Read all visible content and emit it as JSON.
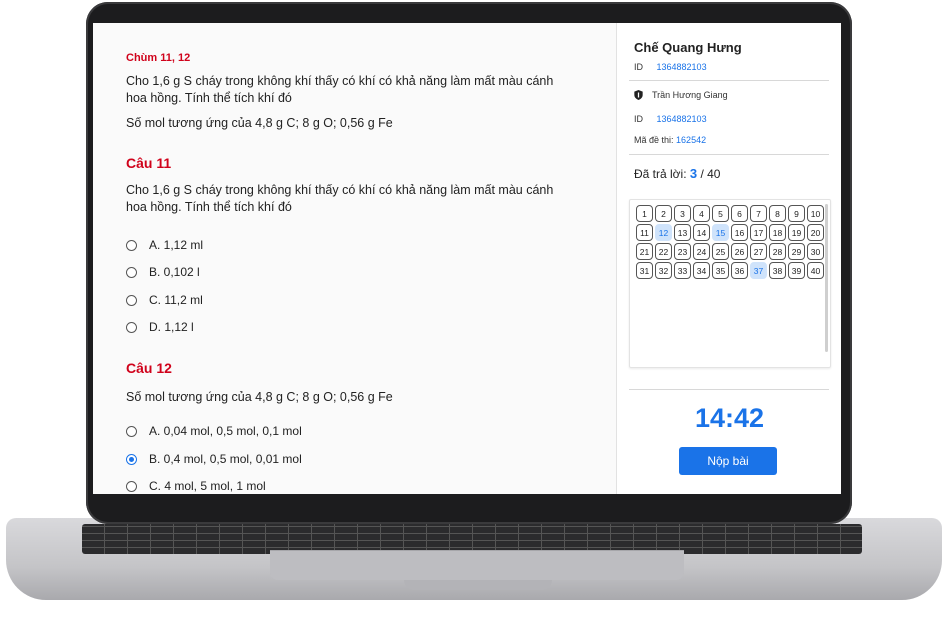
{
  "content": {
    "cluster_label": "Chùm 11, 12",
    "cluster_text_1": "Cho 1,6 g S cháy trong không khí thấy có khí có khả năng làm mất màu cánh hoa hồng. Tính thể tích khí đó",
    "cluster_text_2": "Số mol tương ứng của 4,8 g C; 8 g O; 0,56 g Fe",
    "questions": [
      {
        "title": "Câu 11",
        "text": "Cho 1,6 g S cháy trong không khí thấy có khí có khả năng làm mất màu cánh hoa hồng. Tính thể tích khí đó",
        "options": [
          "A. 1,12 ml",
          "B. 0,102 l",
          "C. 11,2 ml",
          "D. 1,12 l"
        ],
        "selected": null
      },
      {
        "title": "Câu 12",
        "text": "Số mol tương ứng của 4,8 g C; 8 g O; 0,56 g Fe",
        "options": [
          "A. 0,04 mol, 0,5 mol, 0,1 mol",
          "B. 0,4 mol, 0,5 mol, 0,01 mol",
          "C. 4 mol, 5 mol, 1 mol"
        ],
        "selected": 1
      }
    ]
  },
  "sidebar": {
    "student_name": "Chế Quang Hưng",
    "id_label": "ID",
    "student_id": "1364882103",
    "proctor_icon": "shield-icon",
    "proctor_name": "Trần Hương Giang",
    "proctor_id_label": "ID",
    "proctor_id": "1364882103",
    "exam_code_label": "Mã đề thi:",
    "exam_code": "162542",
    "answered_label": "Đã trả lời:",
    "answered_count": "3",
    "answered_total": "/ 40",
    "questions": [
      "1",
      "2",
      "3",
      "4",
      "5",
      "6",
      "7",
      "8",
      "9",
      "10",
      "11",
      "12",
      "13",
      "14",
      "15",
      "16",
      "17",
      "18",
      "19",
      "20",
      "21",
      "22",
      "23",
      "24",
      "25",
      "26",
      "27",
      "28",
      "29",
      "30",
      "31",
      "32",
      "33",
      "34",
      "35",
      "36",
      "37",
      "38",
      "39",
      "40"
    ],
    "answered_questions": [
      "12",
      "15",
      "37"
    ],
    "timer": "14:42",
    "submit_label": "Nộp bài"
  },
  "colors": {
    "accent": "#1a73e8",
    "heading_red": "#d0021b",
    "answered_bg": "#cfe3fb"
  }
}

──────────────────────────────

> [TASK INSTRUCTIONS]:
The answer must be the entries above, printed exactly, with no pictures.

> [EXERCISE RESULT]:
Read all visible content and emit it as JSON.
{
  "content": {
    "cluster_label": "Chùm 11, 12",
    "cluster_text_1": "Cho 1,6 g S cháy trong không khí thấy có khí có khả năng làm mất màu cánh hoa hồng. Tính thể tích khí đó",
    "cluster_text_2": "Số mol tương ứng của 4,8 g C; 8 g O; 0,56 g Fe",
    "questions": [
      {
        "title": "Câu 11",
        "text": "Cho 1,6 g S cháy trong không khí thấy có khí có khả năng làm mất màu cánh hoa hồng. Tính thể tích khí đó",
        "options": [
          "A. 1,12 ml",
          "B. 0,102 l",
          "C. 11,2 ml",
          "D. 1,12 l"
        ],
        "selected": null
      },
      {
        "title": "Câu 12",
        "text": "Số mol tương ứng của 4,8 g C; 8 g O; 0,56 g Fe",
        "options": [
          "A. 0,04 mol, 0,5 mol, 0,1 mol",
          "B. 0,4 mol, 0,5 mol, 0,01 mol",
          "C. 4 mol, 5 mol, 1 mol"
        ],
        "selected": 1
      }
    ]
  },
  "sidebar": {
    "student_name": "Chế Quang Hưng",
    "id_label": "ID",
    "student_id": "1364882103",
    "proctor_icon": "shield-icon",
    "proctor_name": "Trần Hương Giang",
    "proctor_id_label": "ID",
    "proctor_id": "1364882103",
    "exam_code_label": "Mã đề thi:",
    "exam_code": "162542",
    "answered_label": "Đã trả lời:",
    "answered_count": "3",
    "answered_total": "/ 40",
    "questions": [
      "1",
      "2",
      "3",
      "4",
      "5",
      "6",
      "7",
      "8",
      "9",
      "10",
      "11",
      "12",
      "13",
      "14",
      "15",
      "16",
      "17",
      "18",
      "19",
      "20",
      "21",
      "22",
      "23",
      "24",
      "25",
      "26",
      "27",
      "28",
      "29",
      "30",
      "31",
      "32",
      "33",
      "34",
      "35",
      "36",
      "37",
      "38",
      "39",
      "40"
    ],
    "answered_questions": [
      "12",
      "15",
      "37"
    ],
    "timer": "14:42",
    "submit_label": "Nộp bài"
  },
  "colors": {
    "accent": "#1a73e8",
    "heading_red": "#d0021b",
    "answered_bg": "#cfe3fb"
  }
}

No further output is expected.